◆ Requirement ◆
Provide nothing except how many lines of the data contain the word "February".

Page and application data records
===============

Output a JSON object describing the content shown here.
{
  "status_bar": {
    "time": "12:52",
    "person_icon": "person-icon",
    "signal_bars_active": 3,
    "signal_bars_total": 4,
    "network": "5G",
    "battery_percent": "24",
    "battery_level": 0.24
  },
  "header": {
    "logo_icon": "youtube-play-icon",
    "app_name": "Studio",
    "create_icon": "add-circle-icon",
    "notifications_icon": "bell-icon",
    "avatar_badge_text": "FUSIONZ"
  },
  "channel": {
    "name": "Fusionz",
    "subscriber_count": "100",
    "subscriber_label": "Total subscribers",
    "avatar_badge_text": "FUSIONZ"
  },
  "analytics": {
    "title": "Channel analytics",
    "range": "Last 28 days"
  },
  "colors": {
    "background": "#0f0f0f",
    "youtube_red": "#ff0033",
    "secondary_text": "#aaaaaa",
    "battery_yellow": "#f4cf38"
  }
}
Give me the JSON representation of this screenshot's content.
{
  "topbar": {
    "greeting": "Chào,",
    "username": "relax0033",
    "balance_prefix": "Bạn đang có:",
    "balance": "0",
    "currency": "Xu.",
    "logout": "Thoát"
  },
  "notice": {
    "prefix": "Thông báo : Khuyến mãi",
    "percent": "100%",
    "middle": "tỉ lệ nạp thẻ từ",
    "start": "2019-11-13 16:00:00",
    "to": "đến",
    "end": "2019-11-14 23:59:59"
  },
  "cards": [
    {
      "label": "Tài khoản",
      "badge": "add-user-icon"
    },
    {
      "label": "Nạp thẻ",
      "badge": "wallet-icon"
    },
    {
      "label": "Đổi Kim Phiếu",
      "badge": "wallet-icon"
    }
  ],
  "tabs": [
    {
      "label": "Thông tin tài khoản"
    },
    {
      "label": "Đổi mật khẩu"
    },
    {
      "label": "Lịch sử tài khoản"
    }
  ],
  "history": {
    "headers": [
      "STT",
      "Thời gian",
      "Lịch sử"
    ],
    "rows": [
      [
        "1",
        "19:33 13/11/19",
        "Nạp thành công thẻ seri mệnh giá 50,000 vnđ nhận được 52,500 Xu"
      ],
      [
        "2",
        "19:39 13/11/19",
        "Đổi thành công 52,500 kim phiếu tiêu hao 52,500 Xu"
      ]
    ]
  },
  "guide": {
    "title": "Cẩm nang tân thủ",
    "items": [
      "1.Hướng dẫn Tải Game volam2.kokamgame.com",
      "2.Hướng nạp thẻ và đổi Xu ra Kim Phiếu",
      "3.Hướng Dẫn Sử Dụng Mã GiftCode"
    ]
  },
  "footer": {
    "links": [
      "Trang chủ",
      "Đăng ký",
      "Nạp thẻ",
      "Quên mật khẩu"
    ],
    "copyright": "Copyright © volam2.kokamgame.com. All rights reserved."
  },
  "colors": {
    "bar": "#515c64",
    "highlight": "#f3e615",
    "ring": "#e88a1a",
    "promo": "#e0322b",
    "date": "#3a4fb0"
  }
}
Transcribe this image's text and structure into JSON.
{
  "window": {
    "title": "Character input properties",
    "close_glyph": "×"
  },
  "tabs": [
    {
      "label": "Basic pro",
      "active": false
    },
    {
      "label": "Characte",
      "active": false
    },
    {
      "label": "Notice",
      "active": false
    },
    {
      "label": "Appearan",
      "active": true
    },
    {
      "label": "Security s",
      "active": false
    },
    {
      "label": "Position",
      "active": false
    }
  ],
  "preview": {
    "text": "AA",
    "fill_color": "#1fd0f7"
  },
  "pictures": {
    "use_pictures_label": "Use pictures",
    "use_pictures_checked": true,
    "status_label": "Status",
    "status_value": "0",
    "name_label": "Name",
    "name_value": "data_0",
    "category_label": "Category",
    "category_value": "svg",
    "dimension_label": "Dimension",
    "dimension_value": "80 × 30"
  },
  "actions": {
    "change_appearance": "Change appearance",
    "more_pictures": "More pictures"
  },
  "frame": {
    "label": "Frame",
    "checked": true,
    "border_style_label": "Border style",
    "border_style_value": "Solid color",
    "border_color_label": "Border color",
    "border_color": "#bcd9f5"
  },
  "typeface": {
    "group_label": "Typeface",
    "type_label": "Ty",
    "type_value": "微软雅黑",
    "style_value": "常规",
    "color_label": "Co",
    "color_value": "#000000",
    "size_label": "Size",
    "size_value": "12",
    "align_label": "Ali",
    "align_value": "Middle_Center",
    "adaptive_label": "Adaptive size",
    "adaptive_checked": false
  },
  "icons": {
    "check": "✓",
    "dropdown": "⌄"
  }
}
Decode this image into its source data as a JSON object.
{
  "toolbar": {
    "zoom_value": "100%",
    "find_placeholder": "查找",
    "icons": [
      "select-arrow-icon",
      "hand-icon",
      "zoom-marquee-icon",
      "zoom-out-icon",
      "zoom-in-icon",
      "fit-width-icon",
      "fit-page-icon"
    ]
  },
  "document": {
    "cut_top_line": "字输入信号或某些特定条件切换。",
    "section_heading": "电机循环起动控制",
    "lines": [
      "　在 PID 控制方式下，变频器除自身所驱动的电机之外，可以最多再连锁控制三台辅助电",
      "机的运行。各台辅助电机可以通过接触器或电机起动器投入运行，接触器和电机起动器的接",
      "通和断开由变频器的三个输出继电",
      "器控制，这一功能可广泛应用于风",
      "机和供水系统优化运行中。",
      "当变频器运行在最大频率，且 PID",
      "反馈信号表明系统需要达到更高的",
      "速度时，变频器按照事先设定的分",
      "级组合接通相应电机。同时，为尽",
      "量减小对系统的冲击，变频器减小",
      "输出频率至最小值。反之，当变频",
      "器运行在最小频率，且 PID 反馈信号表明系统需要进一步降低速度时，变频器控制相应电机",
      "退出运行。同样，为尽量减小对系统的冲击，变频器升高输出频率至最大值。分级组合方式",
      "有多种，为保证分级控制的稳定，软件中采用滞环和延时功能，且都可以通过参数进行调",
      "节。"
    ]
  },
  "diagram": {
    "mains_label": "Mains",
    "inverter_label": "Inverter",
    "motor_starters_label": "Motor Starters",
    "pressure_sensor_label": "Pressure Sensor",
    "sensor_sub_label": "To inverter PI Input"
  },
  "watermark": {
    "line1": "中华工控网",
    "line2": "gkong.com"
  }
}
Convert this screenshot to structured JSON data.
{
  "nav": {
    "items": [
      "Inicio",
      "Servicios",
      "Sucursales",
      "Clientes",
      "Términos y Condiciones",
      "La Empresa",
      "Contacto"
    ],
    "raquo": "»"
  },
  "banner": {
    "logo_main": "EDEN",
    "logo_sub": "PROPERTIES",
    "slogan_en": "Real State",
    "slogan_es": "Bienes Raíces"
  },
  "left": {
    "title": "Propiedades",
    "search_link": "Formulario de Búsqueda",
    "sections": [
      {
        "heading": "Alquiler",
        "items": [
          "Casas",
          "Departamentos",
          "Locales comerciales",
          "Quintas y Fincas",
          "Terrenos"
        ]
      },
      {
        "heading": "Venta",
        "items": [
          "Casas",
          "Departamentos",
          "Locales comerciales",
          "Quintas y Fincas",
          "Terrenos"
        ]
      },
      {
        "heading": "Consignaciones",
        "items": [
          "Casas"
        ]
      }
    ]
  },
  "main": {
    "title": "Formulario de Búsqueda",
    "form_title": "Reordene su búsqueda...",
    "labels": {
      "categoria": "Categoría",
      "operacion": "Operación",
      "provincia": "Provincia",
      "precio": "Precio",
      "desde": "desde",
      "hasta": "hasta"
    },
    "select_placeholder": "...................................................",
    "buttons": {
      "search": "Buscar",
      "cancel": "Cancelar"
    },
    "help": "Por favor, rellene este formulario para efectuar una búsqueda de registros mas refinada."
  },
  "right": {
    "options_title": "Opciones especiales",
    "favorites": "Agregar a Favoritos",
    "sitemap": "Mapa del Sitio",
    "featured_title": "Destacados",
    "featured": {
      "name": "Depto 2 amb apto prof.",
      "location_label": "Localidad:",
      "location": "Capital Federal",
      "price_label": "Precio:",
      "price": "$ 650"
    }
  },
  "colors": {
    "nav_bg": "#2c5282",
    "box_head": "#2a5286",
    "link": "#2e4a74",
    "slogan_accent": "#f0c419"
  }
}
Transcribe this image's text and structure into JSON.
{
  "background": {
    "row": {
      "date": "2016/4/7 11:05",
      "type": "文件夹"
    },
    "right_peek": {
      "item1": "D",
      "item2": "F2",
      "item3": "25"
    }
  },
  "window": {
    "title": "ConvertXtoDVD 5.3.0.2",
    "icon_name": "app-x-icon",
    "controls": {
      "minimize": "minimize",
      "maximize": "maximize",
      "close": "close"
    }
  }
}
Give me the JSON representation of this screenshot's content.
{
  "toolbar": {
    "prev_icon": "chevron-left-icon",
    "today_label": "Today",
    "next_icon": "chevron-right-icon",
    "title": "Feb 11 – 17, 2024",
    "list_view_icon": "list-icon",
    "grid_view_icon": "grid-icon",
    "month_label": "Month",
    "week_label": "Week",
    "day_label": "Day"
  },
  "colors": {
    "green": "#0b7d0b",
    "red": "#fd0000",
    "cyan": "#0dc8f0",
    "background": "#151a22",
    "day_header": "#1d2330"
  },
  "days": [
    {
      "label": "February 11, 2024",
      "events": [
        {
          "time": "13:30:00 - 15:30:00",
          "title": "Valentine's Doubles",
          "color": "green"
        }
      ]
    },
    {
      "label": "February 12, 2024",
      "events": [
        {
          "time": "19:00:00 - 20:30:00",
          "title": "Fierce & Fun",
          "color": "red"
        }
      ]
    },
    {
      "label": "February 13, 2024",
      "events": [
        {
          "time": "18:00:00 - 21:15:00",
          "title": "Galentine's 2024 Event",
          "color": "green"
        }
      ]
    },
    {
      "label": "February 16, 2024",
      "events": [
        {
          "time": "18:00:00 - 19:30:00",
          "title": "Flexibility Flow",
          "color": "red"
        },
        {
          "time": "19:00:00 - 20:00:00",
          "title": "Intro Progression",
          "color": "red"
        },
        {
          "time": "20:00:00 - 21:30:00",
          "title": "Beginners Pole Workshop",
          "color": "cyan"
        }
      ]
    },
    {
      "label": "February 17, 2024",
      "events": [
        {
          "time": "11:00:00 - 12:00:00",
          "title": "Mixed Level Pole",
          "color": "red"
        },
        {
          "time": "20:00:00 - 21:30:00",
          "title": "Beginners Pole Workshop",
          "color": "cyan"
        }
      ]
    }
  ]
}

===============

◆ Expected answer ◆
5